If it is because God ordered nature to be a certain way, I want you to consider the Rachel’s objections to Natural Law Theory: How would you answer these objections?
If it is for another reason that isn’t Divine Command Theory or Natural Law Theory, explain to me how you derive all or some of your moral ideas from your religion, and how they can be defended as being truly right.
If you take the position of a non-religious person, I want you to:
Tell me where your moral ideas come from and how they can be defended. Are they based on laws derived from reason? Are they based on your personal preferences? Or do they come from something else? If so, how can they be argumentatively defended as right or wrong (if they can be defended at all)?
Consider a point of morality which you would disagree with a religious person on. It might be where their morals come from, or it could be a particular moral idea (such as whether same-sex relationships should be permissible or not), or a way in which moral practices are defended or criticized as right or wrong.

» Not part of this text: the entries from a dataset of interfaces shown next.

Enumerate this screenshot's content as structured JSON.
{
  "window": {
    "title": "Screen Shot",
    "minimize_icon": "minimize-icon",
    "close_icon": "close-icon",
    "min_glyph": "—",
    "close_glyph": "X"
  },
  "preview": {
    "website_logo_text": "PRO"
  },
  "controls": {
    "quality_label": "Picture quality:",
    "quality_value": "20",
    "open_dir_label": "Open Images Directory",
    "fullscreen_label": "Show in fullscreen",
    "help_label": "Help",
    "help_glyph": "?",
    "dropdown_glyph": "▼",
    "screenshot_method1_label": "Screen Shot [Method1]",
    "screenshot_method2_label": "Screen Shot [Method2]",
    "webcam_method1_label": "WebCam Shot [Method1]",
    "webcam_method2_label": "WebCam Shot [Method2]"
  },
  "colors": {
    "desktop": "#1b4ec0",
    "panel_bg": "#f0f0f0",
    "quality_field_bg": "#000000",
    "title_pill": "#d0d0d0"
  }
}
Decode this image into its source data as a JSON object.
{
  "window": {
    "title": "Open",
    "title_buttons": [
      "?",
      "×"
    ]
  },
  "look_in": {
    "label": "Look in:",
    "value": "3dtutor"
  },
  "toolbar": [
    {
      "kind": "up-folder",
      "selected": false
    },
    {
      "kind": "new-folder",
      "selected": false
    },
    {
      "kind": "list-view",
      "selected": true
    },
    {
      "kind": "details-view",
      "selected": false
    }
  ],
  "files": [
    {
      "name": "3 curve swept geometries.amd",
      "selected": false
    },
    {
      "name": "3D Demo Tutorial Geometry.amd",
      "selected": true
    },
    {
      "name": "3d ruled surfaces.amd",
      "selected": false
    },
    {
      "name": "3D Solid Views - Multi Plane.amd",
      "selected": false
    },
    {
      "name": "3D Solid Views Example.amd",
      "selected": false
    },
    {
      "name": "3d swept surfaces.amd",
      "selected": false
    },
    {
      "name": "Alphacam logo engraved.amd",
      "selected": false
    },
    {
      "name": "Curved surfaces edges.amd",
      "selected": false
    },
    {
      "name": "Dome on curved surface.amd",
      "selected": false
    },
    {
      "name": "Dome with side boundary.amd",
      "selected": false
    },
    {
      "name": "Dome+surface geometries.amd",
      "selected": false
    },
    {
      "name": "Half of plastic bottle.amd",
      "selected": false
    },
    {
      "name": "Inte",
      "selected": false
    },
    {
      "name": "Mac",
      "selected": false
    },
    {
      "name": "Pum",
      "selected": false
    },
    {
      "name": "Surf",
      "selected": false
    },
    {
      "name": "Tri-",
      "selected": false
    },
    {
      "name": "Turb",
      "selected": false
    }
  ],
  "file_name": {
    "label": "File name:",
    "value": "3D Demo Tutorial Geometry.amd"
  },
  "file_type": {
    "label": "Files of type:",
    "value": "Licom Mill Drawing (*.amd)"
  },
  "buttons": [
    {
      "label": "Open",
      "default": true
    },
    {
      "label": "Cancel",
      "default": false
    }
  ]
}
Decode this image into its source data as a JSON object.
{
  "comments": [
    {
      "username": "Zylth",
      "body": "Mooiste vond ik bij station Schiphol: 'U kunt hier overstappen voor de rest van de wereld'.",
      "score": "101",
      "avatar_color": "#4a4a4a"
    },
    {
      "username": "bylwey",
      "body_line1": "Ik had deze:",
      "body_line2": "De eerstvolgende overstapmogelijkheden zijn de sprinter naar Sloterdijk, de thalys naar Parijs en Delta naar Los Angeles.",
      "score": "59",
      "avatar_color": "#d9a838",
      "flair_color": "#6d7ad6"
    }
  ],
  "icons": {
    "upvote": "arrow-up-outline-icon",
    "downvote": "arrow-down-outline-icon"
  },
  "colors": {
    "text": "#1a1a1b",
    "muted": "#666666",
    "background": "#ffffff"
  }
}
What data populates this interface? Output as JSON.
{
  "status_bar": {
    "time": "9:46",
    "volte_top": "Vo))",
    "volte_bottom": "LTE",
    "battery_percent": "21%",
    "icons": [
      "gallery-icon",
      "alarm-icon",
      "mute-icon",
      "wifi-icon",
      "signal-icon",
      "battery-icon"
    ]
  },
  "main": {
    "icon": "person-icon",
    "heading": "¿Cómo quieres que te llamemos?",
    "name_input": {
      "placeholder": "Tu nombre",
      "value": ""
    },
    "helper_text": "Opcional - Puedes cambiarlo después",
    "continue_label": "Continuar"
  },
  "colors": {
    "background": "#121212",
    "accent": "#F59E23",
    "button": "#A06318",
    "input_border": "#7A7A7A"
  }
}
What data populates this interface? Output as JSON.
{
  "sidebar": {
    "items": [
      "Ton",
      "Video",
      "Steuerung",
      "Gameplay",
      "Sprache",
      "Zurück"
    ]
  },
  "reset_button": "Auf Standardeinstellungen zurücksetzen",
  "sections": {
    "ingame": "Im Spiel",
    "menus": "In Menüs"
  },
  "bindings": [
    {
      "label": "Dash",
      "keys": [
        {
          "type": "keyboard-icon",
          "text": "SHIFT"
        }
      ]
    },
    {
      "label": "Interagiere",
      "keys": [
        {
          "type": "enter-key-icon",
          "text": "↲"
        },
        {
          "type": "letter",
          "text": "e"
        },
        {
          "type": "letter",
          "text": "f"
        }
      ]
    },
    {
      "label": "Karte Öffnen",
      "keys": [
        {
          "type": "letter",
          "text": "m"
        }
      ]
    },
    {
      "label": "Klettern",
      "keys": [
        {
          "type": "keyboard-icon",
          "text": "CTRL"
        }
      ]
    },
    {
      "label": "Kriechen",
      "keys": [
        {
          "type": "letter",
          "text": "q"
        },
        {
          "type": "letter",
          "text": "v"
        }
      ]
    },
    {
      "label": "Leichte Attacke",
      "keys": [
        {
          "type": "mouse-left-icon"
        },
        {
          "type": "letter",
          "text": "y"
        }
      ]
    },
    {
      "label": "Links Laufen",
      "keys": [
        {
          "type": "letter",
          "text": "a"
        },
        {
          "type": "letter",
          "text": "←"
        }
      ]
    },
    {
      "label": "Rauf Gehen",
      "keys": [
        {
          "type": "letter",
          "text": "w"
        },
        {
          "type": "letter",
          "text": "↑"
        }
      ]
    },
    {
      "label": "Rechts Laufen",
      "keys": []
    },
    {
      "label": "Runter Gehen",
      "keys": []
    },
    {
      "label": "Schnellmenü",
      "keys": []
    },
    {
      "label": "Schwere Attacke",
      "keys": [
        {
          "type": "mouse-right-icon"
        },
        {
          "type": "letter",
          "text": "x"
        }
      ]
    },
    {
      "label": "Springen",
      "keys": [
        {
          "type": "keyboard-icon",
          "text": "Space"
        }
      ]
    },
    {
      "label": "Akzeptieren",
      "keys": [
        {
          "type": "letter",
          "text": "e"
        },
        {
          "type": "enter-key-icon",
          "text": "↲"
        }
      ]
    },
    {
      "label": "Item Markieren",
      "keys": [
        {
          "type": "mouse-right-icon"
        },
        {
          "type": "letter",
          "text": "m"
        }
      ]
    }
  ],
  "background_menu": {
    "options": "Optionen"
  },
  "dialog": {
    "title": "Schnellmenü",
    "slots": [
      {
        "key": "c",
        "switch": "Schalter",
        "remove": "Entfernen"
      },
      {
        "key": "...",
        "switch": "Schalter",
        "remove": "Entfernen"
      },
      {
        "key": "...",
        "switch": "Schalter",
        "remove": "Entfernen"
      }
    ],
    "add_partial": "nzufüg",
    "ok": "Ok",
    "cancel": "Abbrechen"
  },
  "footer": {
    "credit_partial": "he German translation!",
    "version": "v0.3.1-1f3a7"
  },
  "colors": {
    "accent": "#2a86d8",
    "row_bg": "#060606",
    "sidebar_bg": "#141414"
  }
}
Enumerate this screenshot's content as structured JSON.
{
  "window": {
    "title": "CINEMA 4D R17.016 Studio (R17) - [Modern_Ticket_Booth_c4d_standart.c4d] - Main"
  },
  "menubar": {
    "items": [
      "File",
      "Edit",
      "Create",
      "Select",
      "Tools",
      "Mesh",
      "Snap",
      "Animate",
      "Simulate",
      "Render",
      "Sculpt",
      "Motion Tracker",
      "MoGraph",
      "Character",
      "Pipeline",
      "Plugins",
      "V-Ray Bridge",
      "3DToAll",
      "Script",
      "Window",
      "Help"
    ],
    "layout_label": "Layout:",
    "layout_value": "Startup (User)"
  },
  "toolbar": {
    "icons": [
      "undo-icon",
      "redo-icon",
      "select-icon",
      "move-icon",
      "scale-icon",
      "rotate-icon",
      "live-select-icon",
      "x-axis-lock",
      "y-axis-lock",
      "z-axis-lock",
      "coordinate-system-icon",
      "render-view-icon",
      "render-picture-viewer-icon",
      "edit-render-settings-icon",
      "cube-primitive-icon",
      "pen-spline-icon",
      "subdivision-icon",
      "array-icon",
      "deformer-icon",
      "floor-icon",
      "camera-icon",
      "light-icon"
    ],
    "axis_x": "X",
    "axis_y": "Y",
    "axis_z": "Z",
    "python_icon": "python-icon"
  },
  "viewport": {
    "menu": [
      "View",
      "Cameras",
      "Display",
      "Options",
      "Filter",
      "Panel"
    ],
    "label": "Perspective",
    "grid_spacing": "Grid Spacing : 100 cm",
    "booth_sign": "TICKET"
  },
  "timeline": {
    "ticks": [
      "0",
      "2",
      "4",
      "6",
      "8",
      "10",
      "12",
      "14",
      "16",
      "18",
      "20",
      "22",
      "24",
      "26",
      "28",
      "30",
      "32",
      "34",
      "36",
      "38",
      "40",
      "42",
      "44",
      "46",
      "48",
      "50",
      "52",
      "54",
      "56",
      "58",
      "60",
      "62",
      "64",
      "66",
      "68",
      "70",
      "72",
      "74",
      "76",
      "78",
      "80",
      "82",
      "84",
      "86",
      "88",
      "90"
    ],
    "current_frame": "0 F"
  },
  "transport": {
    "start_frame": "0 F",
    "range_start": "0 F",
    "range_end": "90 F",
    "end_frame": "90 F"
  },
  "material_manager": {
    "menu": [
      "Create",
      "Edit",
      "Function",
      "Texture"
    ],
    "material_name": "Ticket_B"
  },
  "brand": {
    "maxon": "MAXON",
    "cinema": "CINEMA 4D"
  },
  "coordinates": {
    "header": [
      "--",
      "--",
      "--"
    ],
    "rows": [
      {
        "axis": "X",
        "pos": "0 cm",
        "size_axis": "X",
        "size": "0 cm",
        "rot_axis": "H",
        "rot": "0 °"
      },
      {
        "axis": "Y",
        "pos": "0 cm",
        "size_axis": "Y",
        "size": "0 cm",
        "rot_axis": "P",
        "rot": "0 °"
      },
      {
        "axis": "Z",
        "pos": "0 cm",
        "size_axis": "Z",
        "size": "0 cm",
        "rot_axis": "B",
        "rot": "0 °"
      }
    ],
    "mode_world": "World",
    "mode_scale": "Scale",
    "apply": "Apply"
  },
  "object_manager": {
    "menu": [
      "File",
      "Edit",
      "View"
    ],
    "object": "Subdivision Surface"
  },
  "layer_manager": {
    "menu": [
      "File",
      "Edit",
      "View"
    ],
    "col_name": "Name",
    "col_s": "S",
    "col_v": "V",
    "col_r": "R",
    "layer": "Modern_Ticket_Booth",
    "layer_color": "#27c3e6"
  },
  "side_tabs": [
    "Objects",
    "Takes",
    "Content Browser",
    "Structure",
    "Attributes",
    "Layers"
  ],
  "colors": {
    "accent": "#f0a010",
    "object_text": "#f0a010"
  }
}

How would you argue your views against that of the religious person you disagree with? In a friendly and civil way, how would you try to persuade this person that you are likely right in your beliefs and they are likely wrong in theirs (or, if you want to be more forceful in this matter: why you must be right, and why they must be wrong)?
Finally, I want you to consider whether it is possible for your point of view and the religious point of view to exist peacefully and respectfully of each other. If so, why? And if not, why?
In order to get the full amount of points with this assignment, it needs to be completed with:
At least 2 full written pages (“full page” means that the text has to reach all the way to the bottom of the page)
And it needs to be written in 12 point font, and the lines need to be double-spaced. AND THERE CAN’T BE ANY EXTRA SPACES BETWEEN THE PARAGRAPHS! That is, don’t make the paragraphs double-spaced and then quadruple-space the spaces between those paragraphs!
you don’t have to included any external sources. But if you do, then be sure to cite your them. You don’t need to include a works cited page or bibliography page, but be sure to cite your source in a footnote. Give me the author, title, and page number of the source if it’s from a book, magazine, journal article, or newspaper, or give me the author (if you can find it) and the url address if it’s from an online source.